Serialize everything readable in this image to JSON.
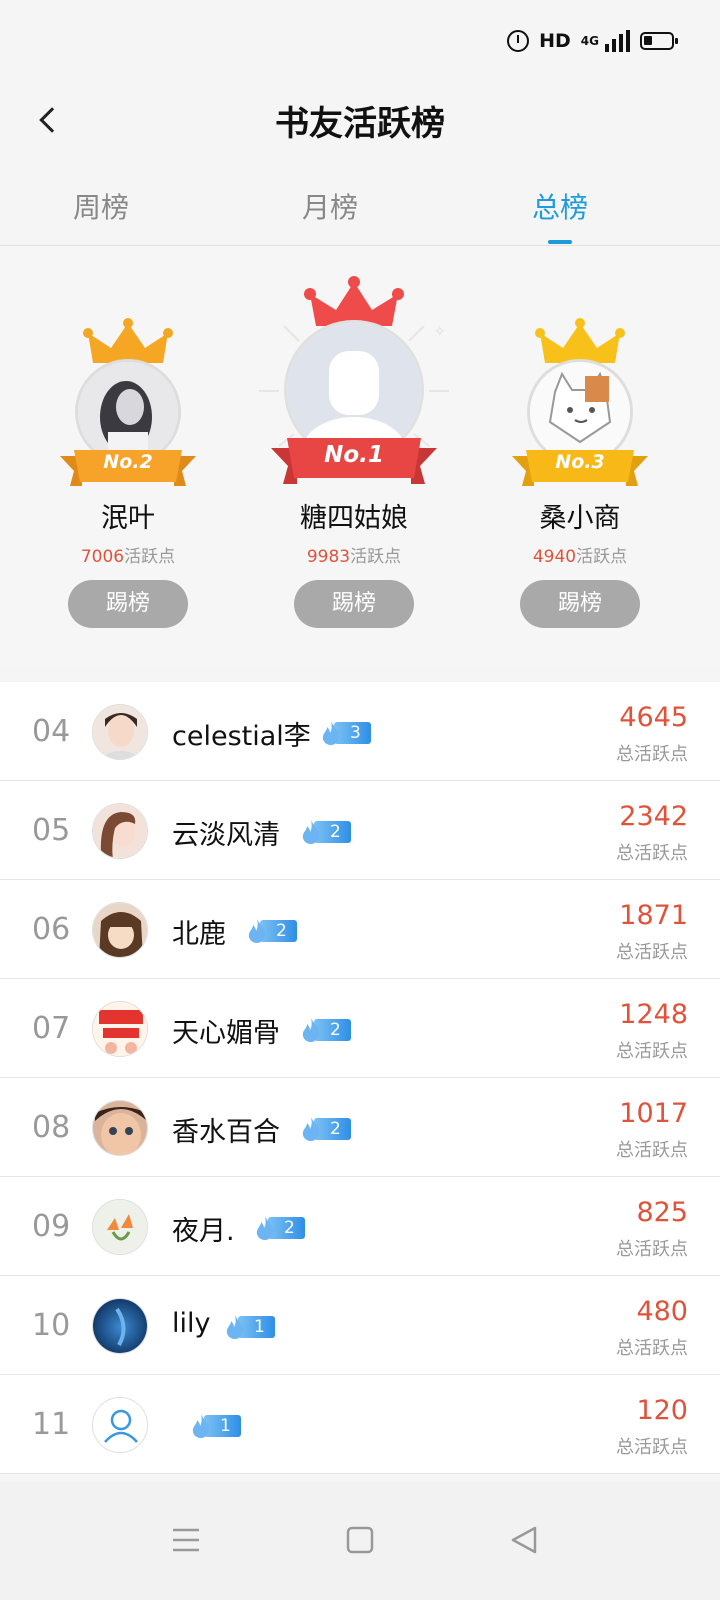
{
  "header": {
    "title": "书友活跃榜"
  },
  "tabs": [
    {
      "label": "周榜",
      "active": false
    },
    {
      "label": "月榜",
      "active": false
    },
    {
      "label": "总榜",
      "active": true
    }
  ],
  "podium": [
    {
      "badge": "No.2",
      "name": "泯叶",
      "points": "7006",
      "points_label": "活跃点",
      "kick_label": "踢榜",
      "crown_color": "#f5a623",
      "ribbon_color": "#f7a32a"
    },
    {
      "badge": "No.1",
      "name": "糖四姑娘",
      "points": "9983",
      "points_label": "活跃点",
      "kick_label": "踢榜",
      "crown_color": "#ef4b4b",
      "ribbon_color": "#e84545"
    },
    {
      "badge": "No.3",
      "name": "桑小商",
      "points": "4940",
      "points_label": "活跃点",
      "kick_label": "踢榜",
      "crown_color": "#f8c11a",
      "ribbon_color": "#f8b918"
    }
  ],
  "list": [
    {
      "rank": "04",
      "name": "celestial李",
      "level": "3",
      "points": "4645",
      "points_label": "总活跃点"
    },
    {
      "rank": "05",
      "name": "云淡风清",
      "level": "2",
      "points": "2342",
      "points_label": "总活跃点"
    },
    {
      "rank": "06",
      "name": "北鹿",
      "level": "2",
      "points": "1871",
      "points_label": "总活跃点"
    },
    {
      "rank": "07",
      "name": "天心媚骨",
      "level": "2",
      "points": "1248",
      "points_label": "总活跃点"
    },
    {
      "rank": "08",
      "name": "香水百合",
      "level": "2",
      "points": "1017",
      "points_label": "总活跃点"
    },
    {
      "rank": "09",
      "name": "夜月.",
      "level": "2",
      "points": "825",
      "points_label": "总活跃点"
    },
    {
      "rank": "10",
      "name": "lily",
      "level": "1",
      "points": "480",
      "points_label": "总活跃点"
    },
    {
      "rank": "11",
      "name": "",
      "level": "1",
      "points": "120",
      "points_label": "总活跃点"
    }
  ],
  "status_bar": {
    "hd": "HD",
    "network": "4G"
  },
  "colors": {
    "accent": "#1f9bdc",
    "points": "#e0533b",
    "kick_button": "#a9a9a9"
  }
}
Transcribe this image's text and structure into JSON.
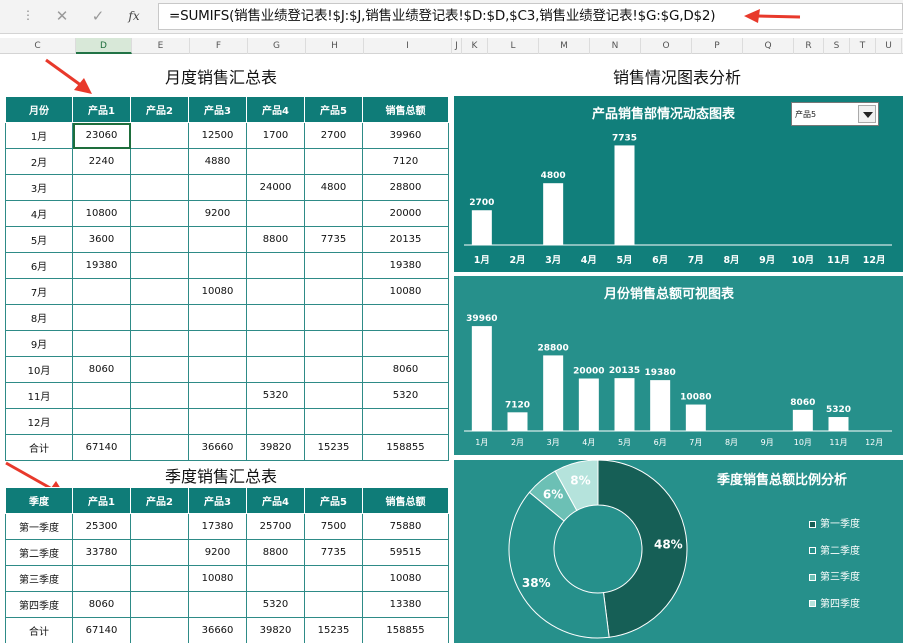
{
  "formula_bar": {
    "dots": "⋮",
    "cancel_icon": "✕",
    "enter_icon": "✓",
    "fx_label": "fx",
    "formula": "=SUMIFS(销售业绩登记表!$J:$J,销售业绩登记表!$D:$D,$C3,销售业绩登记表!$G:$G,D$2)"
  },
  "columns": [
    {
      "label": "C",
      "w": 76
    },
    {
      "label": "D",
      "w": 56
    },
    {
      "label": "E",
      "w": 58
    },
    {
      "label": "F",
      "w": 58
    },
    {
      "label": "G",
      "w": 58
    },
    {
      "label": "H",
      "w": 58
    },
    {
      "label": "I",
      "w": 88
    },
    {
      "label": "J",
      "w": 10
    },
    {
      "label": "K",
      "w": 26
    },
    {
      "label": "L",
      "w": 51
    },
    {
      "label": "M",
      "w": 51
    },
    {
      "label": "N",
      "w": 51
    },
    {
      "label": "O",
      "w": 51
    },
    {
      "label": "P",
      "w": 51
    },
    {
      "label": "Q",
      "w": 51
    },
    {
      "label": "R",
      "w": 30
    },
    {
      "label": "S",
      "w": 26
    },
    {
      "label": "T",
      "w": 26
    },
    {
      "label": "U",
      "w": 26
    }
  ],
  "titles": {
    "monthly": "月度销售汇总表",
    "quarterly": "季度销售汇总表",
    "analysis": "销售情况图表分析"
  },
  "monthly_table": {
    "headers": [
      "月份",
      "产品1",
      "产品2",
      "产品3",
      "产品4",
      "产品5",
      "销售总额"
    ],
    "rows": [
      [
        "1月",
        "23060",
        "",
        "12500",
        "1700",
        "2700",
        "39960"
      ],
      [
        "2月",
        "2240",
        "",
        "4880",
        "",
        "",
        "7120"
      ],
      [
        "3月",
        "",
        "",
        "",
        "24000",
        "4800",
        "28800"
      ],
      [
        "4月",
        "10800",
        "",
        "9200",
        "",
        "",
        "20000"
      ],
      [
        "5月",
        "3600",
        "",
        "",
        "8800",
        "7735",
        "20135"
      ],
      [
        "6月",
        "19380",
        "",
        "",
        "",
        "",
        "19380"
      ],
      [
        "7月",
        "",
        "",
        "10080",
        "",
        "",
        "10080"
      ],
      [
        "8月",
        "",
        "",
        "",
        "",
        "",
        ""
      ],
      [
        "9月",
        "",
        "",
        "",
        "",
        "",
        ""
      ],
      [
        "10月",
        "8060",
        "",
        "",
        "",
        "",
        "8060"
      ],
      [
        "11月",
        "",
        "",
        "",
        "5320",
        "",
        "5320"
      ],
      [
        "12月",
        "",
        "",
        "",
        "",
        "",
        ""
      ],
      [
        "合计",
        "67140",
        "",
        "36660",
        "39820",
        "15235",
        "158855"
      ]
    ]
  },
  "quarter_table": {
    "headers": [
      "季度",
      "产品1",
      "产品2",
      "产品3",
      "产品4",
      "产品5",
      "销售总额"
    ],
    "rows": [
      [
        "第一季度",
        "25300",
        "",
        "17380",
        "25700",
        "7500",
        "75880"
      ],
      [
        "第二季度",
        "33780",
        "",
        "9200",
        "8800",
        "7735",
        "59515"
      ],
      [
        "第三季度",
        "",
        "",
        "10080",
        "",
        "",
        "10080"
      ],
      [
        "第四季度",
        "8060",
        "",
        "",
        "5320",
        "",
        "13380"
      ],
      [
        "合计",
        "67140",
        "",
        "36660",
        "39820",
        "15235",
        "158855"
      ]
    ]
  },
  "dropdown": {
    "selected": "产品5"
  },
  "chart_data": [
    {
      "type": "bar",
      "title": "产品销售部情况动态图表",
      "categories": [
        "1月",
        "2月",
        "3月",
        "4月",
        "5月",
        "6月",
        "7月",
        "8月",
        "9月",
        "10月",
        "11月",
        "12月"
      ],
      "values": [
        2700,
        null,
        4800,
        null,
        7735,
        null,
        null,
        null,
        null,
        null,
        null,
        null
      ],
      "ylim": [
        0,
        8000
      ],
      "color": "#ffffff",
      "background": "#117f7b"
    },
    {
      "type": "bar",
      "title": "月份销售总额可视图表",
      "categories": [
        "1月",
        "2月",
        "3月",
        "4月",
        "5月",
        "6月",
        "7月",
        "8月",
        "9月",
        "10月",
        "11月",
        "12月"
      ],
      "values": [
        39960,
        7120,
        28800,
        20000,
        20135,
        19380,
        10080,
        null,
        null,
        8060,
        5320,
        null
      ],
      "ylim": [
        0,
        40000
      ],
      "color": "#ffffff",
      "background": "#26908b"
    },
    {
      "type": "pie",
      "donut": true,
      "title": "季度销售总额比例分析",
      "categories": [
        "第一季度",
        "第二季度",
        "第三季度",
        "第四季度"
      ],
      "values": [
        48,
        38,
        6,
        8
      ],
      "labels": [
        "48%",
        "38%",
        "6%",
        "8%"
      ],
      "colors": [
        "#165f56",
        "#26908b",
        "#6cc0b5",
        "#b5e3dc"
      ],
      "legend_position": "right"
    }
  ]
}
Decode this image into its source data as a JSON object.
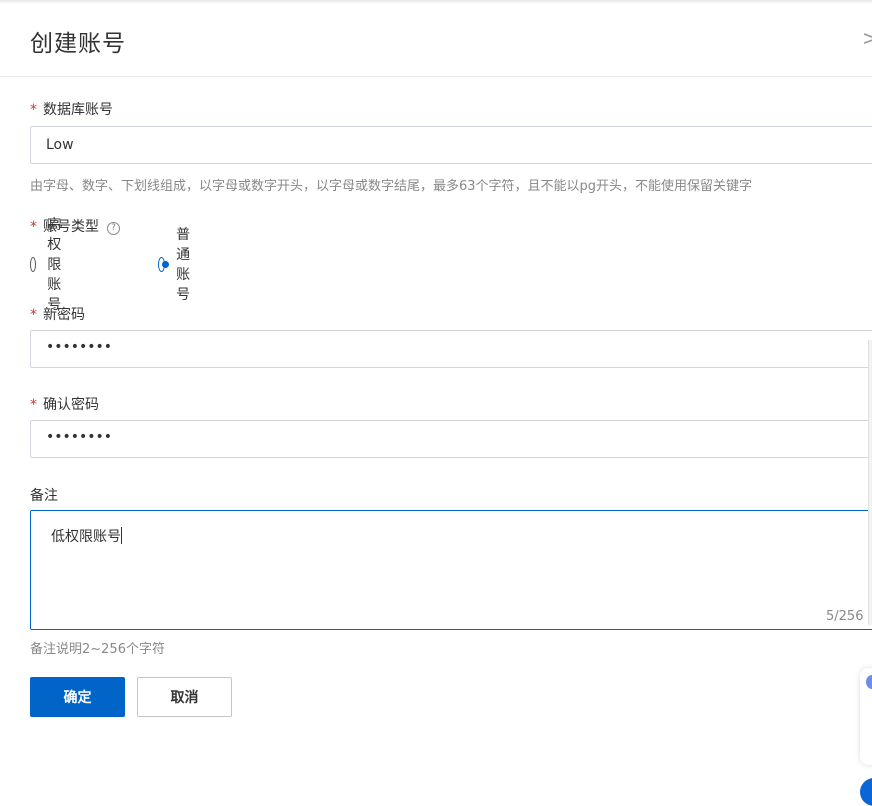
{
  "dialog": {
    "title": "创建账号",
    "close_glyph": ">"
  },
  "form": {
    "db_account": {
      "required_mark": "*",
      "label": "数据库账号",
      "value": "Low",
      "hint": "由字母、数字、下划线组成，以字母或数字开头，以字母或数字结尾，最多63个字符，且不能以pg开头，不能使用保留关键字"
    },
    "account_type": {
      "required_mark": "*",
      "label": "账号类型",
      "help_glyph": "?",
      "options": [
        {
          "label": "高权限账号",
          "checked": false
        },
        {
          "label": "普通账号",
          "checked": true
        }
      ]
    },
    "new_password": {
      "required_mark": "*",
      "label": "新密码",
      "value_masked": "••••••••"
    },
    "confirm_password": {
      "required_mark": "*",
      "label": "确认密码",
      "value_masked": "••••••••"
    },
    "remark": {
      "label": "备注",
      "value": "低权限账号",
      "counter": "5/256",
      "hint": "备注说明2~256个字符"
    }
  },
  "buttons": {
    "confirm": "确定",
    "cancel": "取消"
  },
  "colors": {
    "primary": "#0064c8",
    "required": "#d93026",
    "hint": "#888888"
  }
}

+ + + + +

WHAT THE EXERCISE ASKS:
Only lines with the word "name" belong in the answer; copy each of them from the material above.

RESPONSE FOR THIS EXERCISE:
      "name": "泯叶",
      "name": "糖四姑娘",
      "name": "桑小商",
      "name": "celestial李",
      "name": "云淡风清",
      "name": "北鹿",
      "name": "天心媚骨",
      "name": "香水百合",
      "name": "夜月.",
      "name": "lily",
      "name": "",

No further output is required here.